That’s 6,000 fewer than the federal government projected, but it’s evidence of the state’s increasing progress in getting people to enroll.
Enrollment figures released late Monday afternoon by the U.S. Department of Health and Human Services showed the pace of people signing up for private coverage between Oct. 1 and Dec. 28 picking up in the state and nationally: 2.2 million Americans have signed up, including 61,111 in Illinois.
The Obama administration had set a goal of signing up 7 million people under the federal health care law by the end of open enrollment season March 31. Online insurance shopping is a key part of the nation’s health care law.
Illinois is relying on the federal website because the Legislature didn’t approve a state-run marketplace. In October, when the website was barely working, only 1,370 Illinois residents managed to select a health plan and sign up.
The new figures mean an additional 59,741 people in Illinois made it through the process after repairs to the website were made, encouraged in part by a 10-day enrollment push in December.
But before the problems arose, the Obama administration had originally projected that 67,210 Illinois residents would sign up by the end of December.

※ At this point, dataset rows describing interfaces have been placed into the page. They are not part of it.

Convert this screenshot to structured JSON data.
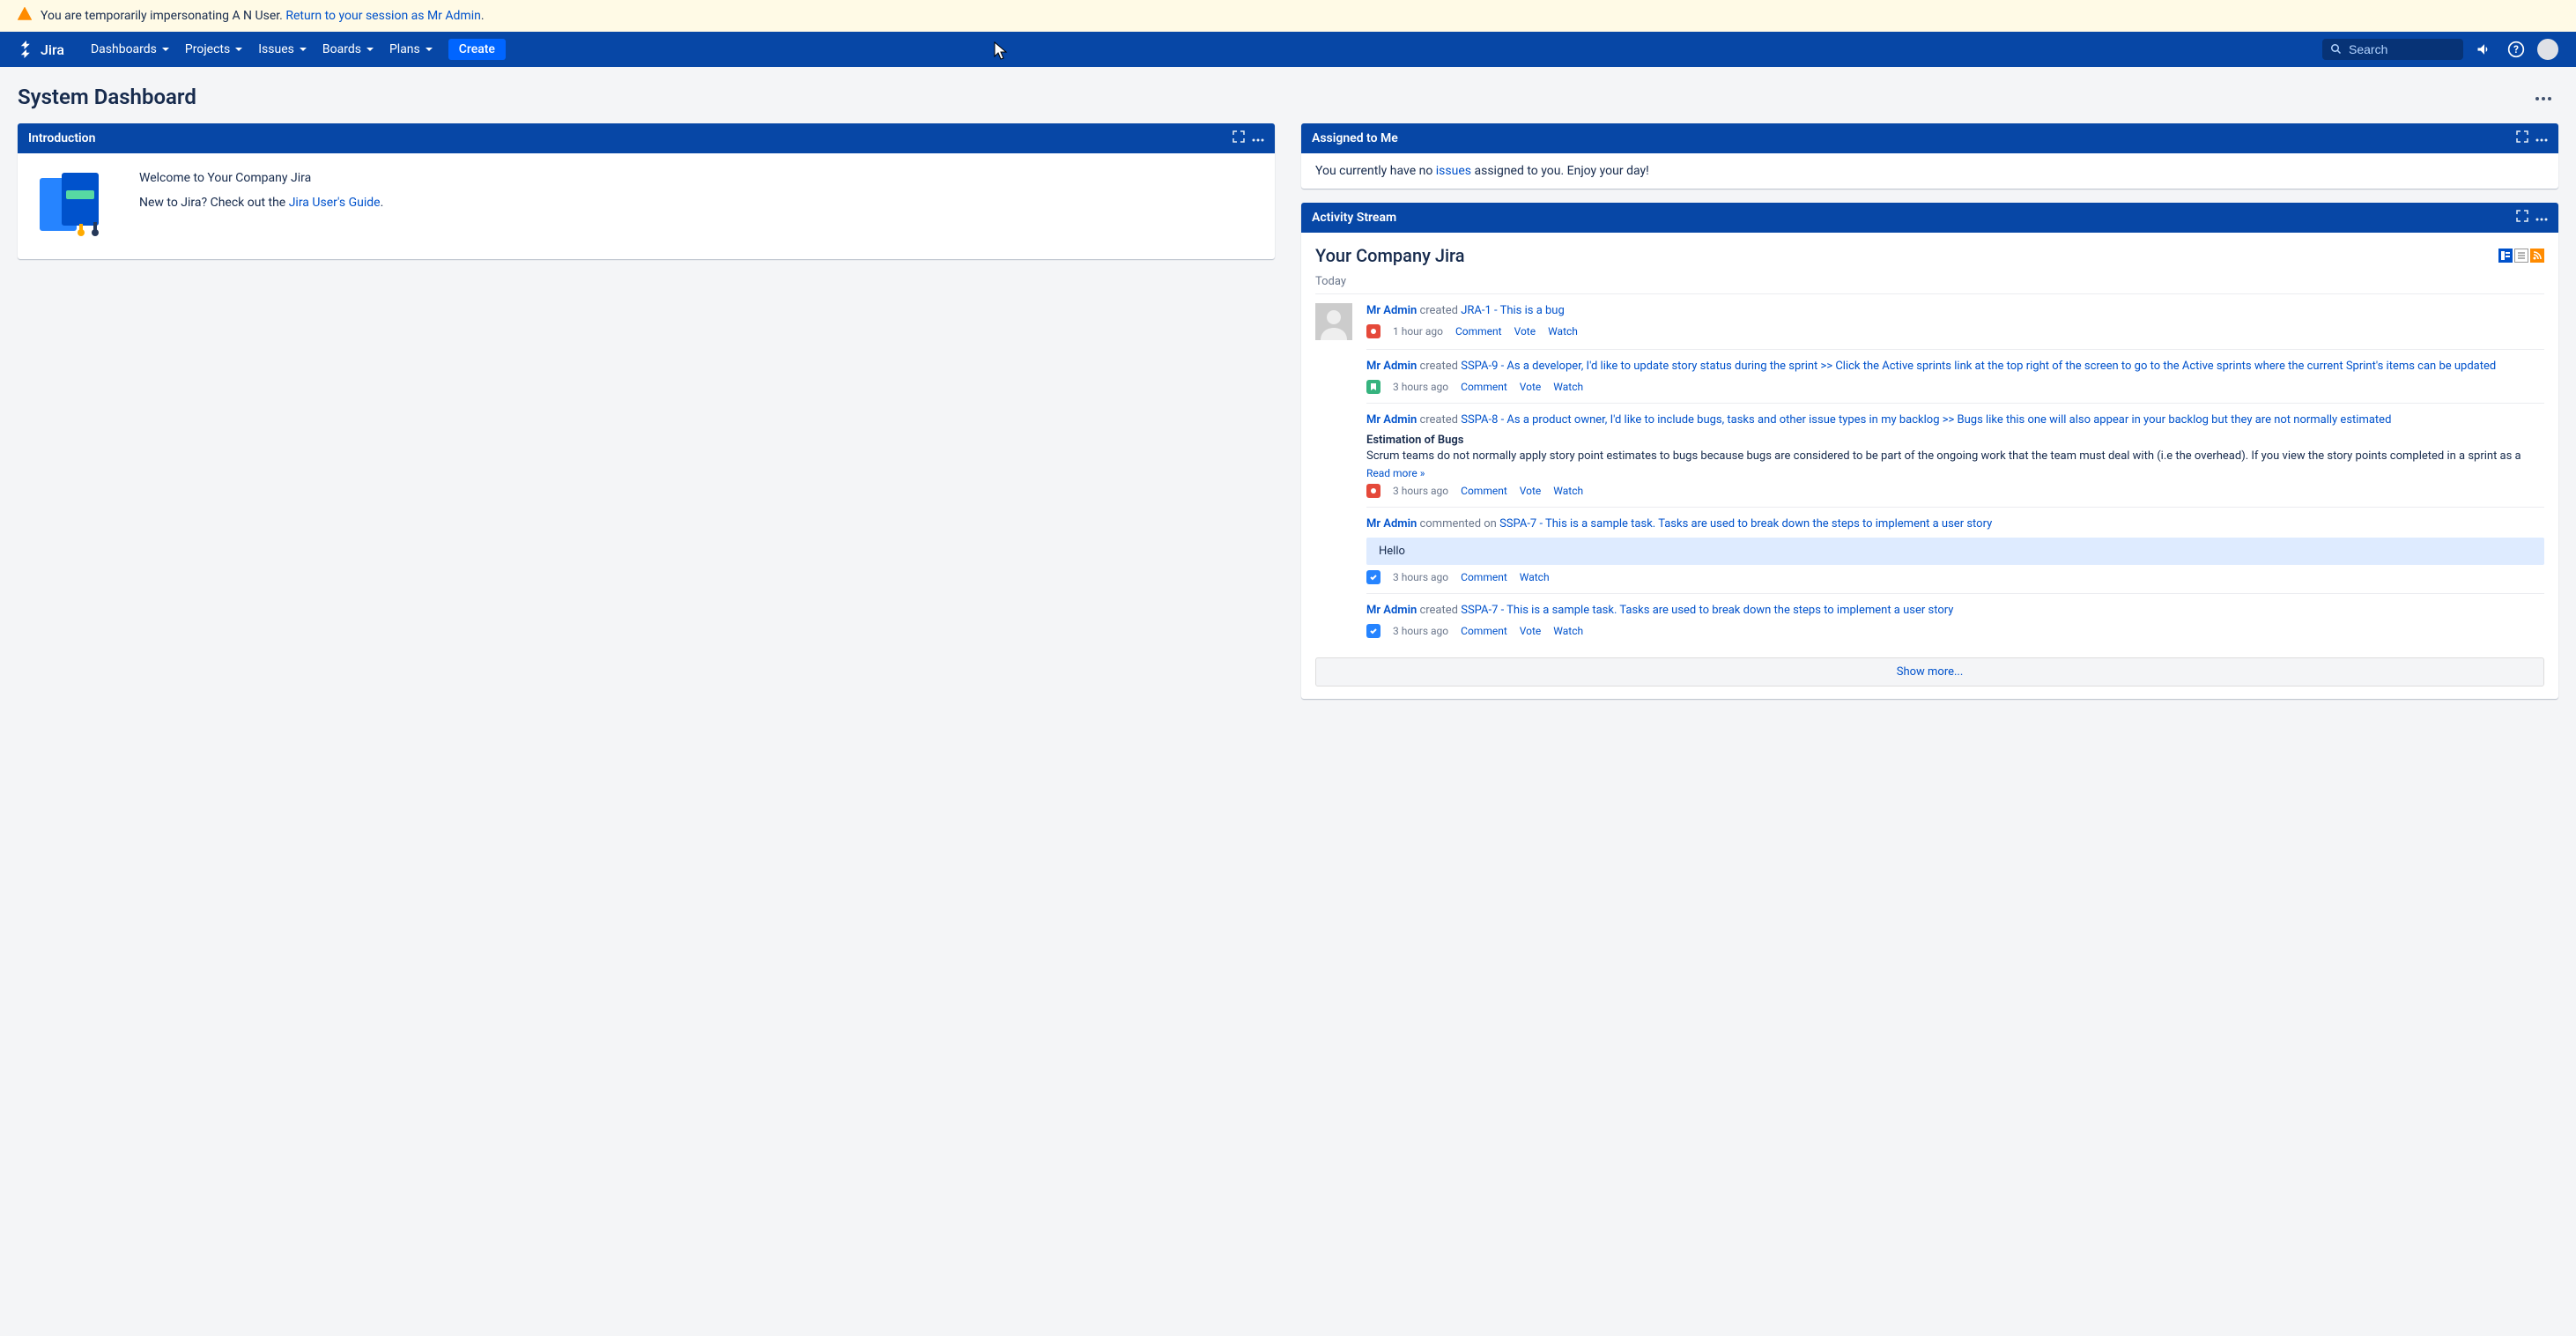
{
  "banner": {
    "prefix": "You are temporarily impersonating A N User. ",
    "link": "Return to your session as Mr Admin",
    "suffix": "."
  },
  "nav": {
    "logo": "Jira",
    "items": [
      "Dashboards",
      "Projects",
      "Issues",
      "Boards",
      "Plans"
    ],
    "create": "Create",
    "search_placeholder": "Search"
  },
  "page": {
    "title": "System Dashboard"
  },
  "intro": {
    "header": "Introduction",
    "welcome": "Welcome to Your Company Jira",
    "new_prefix": "New to Jira? Check out the ",
    "guide_link": "Jira User's Guide",
    "new_suffix": "."
  },
  "assigned": {
    "header": "Assigned to Me",
    "prefix": "You currently have no ",
    "link": "issues",
    "suffix": " assigned to you. Enjoy your day!"
  },
  "activity": {
    "header": "Activity Stream",
    "title": "Your Company Jira",
    "date_group": "Today",
    "show_more": "Show more...",
    "read_more": "Read more",
    "items": [
      {
        "user": "Mr Admin",
        "action": "created",
        "issue": "JRA-1 - This is a bug",
        "type": "bug",
        "time": "1 hour ago",
        "links": [
          "Comment",
          "Vote",
          "Watch"
        ],
        "has_avatar": true
      },
      {
        "user": "Mr Admin",
        "action": "created",
        "issue": "SSPA-9 - As a developer, I'd like to update story status during the sprint >> Click the Active sprints link at the top right of the screen to go to the Active sprints where the current Sprint's items can be updated",
        "type": "story",
        "time": "3 hours ago",
        "links": [
          "Comment",
          "Vote",
          "Watch"
        ]
      },
      {
        "user": "Mr Admin",
        "action": "created",
        "issue": "SSPA-8 - As a product owner, I'd like to include bugs, tasks and other issue types in my backlog >> Bugs like this one will also appear in your backlog but they are not normally estimated",
        "type": "bug",
        "time": "3 hours ago",
        "subtitle": "Estimation of Bugs",
        "desc": "Scrum teams do not normally apply story point estimates to bugs because bugs are considered to be part of the ongoing work that the team must deal with (i.e the overhead). If you view the story points completed in a sprint as a",
        "read_more": true,
        "links": [
          "Comment",
          "Vote",
          "Watch"
        ]
      },
      {
        "user": "Mr Admin",
        "action": "commented on",
        "issue": "SSPA-7 - This is a sample task. Tasks are used to break down the steps to implement a user story",
        "type": "task",
        "time": "3 hours ago",
        "comment": "Hello",
        "links": [
          "Comment",
          "Watch"
        ]
      },
      {
        "user": "Mr Admin",
        "action": "created",
        "issue": "SSPA-7 - This is a sample task. Tasks are used to break down the steps to implement a user story",
        "type": "task",
        "time": "3 hours ago",
        "links": [
          "Comment",
          "Vote",
          "Watch"
        ]
      }
    ]
  }
}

Jennifer Koehler, the chief of Illinois’ insurance marketplace, said Monday the numbers were encouraging but noted “there’s still much more work to do to reach Illinois’ uninsured population.”
She said there is a “solid plan in place” to reach that population in the remaining weeks.
Consumers face a Wednesday deadline if they want to have coverage that starts Feb. 1, though enrollment continues through the end of March.
The health care law requires nearly every American to have insurance coverage or pay either a tax penalty of $95 or 1 percent of income, whichever is higher.
During the 3-month period in Illinois, there were 158,123 completed insurance applications representing a total of 246,993 individuals, according to the Department of Health and Human Services. Of those who have selected a plan, about 73 percent qualified for financial assistance, slightly lower than the national average of 79 percent.
Broken down by age groups, the percentage of Illinois residents who selected a marketplace plan was largely in line with the national average, except among those between the ages of 55 and 64. Nationally, 33 percent were in that age bracket; in Illinois, the number was stood at 37 percent.
Throughout the country – including Illinois – the fewest amount of people who signed up for insurance fell were ages 34 and under. Illinois will attempt to reach more of that market by targeting younger demographics in an upcoming marketing campaign, which includes Facebook and Twitter ads, Illinois insurance marketplace spokesman Mike Claffey told The Associated Press.
The health law also expands Medicaid in states that have chosen to do so. Illinois officials said Monday that more than 136,000 individuals enrolled in Medicaid coverage under one of the three different application methods: Cook County’s early enrollment program, an express enrollment program for food assistance recipients and the state’s new Medicaid eligibility website.